Jest End – a collection of musical and visual parodies from the West End’s biggest, brightest and best shows, composed and written by Garry Lake – took to Waterloo East Theatre for a limited run and put forward a strong case for my favourite piece of the year.
Wickedly funny and entirely unprejudiced with its targets – no show is safe. From Les Misérables to Phantom, Matilda to Billy Elliot, Wicked to Miss Saigon – all the big shows get the Garry Lake treatment, and the cast are not afraid to mock their own appearances in shows either.

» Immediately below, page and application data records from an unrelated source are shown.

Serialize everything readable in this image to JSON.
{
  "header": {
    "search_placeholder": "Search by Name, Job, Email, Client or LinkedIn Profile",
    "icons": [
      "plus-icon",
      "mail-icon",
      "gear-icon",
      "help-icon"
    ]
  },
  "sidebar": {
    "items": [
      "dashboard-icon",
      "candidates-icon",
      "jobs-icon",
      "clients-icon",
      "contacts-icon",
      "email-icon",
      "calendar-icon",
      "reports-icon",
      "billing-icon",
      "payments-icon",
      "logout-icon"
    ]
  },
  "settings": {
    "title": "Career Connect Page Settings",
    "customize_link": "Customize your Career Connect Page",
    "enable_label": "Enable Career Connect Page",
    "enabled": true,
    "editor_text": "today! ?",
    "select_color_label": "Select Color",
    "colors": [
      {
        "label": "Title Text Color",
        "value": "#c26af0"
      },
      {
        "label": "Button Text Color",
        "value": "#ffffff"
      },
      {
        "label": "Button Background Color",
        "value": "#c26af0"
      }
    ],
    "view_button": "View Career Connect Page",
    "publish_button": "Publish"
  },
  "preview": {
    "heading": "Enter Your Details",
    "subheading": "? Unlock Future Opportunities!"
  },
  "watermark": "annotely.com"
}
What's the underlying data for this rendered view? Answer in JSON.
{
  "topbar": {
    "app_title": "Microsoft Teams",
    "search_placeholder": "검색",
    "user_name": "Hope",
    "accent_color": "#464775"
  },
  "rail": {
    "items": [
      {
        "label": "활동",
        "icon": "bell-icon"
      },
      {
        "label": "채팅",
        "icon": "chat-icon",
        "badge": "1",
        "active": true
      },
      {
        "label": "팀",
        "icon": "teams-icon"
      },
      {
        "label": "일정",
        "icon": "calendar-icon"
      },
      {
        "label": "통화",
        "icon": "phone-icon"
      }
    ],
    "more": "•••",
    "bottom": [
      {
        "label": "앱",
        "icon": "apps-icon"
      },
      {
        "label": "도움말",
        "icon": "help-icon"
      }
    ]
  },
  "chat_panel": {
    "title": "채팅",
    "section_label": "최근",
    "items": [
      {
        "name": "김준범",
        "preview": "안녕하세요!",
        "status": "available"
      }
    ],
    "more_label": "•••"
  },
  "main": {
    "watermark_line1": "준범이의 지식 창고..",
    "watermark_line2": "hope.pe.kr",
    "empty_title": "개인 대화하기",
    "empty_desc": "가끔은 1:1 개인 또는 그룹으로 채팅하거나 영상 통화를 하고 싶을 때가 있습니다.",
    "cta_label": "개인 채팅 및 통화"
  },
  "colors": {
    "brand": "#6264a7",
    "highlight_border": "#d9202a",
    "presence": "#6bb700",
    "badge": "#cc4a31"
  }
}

A fabulous quartet cast of Scott Garnham, Jodie Jacobs, Lizzy Connolly and Simon Bailey powered through two hours of costume changes, spoofing the shows, packing in the inside jokes and ultimately delivering quality vocals on the parody songs.
A nice mix of individual and ensemble performances, seamlessly linked together, it’s easy to forget it is just the four of them covering all the roles. Particular highlights were Scott Garnham’s portrayal of Killian Donnelly (in a Memphis/Kinky Boots mashup) and Lizzy Connolly’s pitch-perfect performance as a ‘Part Time Christine’ – a tribute to the casting arrangements over at Phantom of the Opera.
Jodie Jacobs had me in stitches throughout with her characters such as Billy Elliot and, in her words, “the only Jew in a Christmas show” for the Elf finale, but her skit as Sheridan Smith in Funny Girl, with Simon Bailey as an increasingly creepy David Babani – director of the Menier Chocolate Factory – in a Charlie and the Chocolate Factory parody, was just perfectly delivered.
I’d not seen this show before, but it seems to come back for a limited run every couple of years or so. Clearly new bits are added all the time, as it was all topical and relevant to today’s West End selection. In terms of prior in-depth knowledge of shows is concerned, it definitely helps some of the in-jokes land, but as long as you have a general overview of the main shows, you’ll enjoy this tongue-in-cheek view of Theatreland.